[Data about app and page elements]:

*** Begin section ***

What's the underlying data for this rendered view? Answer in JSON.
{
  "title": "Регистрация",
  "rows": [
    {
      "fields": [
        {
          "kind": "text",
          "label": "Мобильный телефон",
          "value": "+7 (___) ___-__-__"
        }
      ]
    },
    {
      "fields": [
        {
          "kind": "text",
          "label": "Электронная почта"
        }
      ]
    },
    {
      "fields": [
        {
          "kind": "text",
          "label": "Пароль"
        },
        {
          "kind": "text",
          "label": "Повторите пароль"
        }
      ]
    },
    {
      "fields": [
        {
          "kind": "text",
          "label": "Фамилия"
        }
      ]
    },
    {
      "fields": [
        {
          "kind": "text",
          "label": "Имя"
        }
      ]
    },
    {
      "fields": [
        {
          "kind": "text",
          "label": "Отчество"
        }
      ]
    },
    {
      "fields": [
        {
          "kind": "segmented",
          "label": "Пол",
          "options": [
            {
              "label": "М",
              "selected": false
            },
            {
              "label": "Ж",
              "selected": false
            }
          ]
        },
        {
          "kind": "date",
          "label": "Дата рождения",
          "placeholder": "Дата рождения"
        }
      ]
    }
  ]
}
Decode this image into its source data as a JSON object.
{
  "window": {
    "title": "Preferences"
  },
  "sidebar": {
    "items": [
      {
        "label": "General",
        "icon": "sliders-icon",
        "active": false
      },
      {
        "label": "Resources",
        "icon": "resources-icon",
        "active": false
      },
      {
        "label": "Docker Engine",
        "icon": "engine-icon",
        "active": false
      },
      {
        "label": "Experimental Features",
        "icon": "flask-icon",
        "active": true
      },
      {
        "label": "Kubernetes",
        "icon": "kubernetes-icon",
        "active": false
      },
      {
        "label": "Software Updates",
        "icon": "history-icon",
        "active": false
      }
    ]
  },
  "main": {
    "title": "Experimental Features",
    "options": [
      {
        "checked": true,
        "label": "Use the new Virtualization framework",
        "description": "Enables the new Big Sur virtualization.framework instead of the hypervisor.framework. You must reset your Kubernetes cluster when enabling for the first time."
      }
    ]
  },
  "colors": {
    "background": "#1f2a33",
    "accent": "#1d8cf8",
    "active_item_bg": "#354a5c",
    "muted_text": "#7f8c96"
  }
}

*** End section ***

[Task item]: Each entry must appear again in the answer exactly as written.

[Exercise response]:
What's the underlying data for this rendered view? Answer in JSON.
{
  "title": "Регистрация",
  "rows": [
    {
      "fields": [
        {
          "kind": "text",
          "label": "Мобильный телефон",
          "value": "+7 (___) ___-__-__"
        }
      ]
    },
    {
      "fields": [
        {
          "kind": "text",
          "label": "Электронная почта"
        }
      ]
    },
    {
      "fields": [
        {
          "kind": "text",
          "label": "Пароль"
        },
        {
          "kind": "text",
          "label": "Повторите пароль"
        }
      ]
    },
    {
      "fields": [
        {
          "kind": "text",
          "label": "Фамилия"
        }
      ]
    },
    {
      "fields": [
        {
          "kind": "text",
          "label": "Имя"
        }
      ]
    },
    {
      "fields": [
        {
          "kind": "text",
          "label": "Отчество"
        }
      ]
    },
    {
      "fields": [
        {
          "kind": "segmented",
          "label": "Пол",
          "options": [
            {
              "label": "М",
              "selected": false
            },
            {
              "label": "Ж",
              "selected": false
            }
          ]
        },
        {
          "kind": "date",
          "label": "Дата рождения",
          "placeholder": "Дата рождения"
        }
      ]
    }
  ]
}
Decode this image into its source data as a JSON object.
{
  "window": {
    "title": "Preferences"
  },
  "sidebar": {
    "items": [
      {
        "label": "General",
        "icon": "sliders-icon",
        "active": false
      },
      {
        "label": "Resources",
        "icon": "resources-icon",
        "active": false
      },
      {
        "label": "Docker Engine",
        "icon": "engine-icon",
        "active": false
      },
      {
        "label": "Experimental Features",
        "icon": "flask-icon",
        "active": true
      },
      {
        "label": "Kubernetes",
        "icon": "kubernetes-icon",
        "active": false
      },
      {
        "label": "Software Updates",
        "icon": "history-icon",
        "active": false
      }
    ]
  },
  "main": {
    "title": "Experimental Features",
    "options": [
      {
        "checked": true,
        "label": "Use the new Virtualization framework",
        "description": "Enables the new Big Sur virtualization.framework instead of the hypervisor.framework. You must reset your Kubernetes cluster when enabling for the first time."
      }
    ]
  },
  "colors": {
    "background": "#1f2a33",
    "accent": "#1d8cf8",
    "active_item_bg": "#354a5c",
    "muted_text": "#7f8c96"
  }
}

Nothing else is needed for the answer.